    zebra - especially useful for this weeks SI), rather than textures or 3d
    subjects which require unidirectional lighting for there to be any contrast.

    Bright days:
    1. Often no problem
    2. If contrast too high, use fill flash
    3. Be very precise with the exposure.
    4. Sacrifice shadows.
    I think a spot meter should give the correct reading as long as you select
    the right tone and exposure compensation (ir required). There's nothing you
    can do about the low subject contrast, though.

    Duncan J Murray, Jun 8, 2005

  5. While I don't disagree with anything anyone has written so far, I will
    make one humble suggestion.

    The answer to all such questions is results not procedure.
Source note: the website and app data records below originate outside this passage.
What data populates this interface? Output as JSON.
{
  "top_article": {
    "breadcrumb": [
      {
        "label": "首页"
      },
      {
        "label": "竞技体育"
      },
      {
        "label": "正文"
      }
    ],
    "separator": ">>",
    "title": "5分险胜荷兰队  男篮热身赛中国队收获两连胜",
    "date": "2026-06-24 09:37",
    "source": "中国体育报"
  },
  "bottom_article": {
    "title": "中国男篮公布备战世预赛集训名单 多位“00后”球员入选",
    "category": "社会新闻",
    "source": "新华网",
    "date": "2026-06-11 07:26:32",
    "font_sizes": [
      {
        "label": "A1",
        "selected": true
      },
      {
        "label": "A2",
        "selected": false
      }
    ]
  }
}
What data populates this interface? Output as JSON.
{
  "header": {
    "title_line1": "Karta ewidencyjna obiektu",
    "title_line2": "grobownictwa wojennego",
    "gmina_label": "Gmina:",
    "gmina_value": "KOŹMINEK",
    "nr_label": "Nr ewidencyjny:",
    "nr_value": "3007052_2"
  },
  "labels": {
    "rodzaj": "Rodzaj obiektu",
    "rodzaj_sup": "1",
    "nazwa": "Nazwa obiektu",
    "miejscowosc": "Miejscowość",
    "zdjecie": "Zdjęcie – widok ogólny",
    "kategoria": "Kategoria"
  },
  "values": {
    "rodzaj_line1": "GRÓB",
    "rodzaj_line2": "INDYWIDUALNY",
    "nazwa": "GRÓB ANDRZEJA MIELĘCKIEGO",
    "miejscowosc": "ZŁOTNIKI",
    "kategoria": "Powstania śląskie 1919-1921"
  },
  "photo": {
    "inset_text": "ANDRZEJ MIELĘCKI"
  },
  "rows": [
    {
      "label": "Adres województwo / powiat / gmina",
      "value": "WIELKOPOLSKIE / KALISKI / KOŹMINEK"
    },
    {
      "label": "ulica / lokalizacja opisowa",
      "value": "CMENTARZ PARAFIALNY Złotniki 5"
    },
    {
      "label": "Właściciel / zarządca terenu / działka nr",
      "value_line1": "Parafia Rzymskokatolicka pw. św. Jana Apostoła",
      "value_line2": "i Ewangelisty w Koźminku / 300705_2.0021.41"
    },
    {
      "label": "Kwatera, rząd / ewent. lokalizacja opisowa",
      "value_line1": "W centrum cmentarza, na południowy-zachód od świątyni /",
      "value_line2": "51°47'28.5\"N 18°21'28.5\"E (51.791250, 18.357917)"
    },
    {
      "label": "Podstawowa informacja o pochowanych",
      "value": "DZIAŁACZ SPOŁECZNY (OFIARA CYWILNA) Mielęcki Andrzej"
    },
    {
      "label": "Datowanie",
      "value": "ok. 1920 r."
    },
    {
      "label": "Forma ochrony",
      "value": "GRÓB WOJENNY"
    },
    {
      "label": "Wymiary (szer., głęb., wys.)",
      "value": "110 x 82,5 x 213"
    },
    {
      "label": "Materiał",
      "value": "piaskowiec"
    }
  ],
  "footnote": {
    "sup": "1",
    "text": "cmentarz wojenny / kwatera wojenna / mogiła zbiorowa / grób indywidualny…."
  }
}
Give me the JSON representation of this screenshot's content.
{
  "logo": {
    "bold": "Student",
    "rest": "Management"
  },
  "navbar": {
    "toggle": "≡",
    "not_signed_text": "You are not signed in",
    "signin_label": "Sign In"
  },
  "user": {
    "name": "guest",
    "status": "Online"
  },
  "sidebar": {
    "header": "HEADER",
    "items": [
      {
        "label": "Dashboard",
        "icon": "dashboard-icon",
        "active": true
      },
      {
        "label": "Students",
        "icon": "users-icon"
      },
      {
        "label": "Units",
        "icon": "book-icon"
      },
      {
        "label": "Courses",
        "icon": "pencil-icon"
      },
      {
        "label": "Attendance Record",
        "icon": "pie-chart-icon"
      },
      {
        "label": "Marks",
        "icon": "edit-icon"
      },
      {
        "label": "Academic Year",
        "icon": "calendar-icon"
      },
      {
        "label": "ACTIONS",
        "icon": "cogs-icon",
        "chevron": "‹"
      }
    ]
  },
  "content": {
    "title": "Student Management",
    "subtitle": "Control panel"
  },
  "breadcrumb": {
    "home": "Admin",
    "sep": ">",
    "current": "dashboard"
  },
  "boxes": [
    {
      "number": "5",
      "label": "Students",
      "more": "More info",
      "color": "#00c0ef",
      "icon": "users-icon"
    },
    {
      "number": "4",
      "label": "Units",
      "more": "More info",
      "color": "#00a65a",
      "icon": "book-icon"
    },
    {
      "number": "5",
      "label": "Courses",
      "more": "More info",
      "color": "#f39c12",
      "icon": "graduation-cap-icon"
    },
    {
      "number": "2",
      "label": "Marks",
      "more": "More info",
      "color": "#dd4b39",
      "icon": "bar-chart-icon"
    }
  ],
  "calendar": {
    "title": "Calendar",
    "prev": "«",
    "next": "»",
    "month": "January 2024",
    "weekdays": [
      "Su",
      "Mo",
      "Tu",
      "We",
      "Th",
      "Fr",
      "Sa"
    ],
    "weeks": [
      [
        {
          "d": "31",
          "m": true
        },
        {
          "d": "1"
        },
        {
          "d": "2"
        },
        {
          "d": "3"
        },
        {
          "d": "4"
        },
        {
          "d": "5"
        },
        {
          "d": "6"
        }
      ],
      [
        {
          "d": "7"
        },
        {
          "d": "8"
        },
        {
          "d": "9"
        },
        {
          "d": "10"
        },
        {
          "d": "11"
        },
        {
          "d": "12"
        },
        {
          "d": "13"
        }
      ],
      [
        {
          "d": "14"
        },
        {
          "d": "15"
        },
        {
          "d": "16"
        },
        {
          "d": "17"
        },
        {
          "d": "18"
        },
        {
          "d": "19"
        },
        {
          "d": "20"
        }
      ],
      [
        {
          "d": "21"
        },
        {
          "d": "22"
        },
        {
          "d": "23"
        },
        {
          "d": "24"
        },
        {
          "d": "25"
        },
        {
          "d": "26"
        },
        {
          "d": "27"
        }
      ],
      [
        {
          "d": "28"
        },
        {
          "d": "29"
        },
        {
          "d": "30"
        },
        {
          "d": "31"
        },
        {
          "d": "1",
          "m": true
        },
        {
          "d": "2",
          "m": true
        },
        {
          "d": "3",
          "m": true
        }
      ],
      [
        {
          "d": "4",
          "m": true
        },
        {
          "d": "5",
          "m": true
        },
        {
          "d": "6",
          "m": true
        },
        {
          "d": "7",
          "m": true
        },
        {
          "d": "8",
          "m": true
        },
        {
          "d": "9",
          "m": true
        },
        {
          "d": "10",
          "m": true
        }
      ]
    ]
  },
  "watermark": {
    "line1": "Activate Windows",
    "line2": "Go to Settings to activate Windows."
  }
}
If it works
    for you and you get the results you want, it is the proper way of
    calculating exposure. If not, it is not proper. There will be situations
    where what works for me does not work for you.

    If it works use it, along the same idea my cat's have taught me, if it
    feels good do it.
    Joseph Meehan, Jun 8, 2005
  6. Denny B

    Denny B Guest

    Matt Clara,
    Thank you for your reply. I take it then that exposing
    slightly more, applies to this sunny f16 rule only.
    And it does not apply if you are using a Spotmeter.

    Denny B
    Denny B, Jun 8, 2005
  7. Denny B

    Matt Clara Guest

    That is correct. However, keep in mind that any meter is trying to read
    everything as grey (or is that "gray"...I can never remember), so a
    spotmeter on a white cloud will give you an exposure setting that will
    render that cloud darker (grayer) than it really is, in which case some
    exposure compensation is required--unless you _want_ it darker than it
    really is, in which case, it's not required. Hope that makes sense.
    Matt Clara, Jun 8, 2005
  8. Denny B

    Alan Browne Guest

    A good read of

    and a review of the tables inside will help you imensely, in addition to
    the links provided by Matt.

    Alan Browne, Jun 8, 2005
    1. Advertisements

Ask a Question

Want to reply to this thread or ask your own question?

You'll need to choose a username for the site, which only take a couple of moments (here). After that, you can post your question and our members will help you out.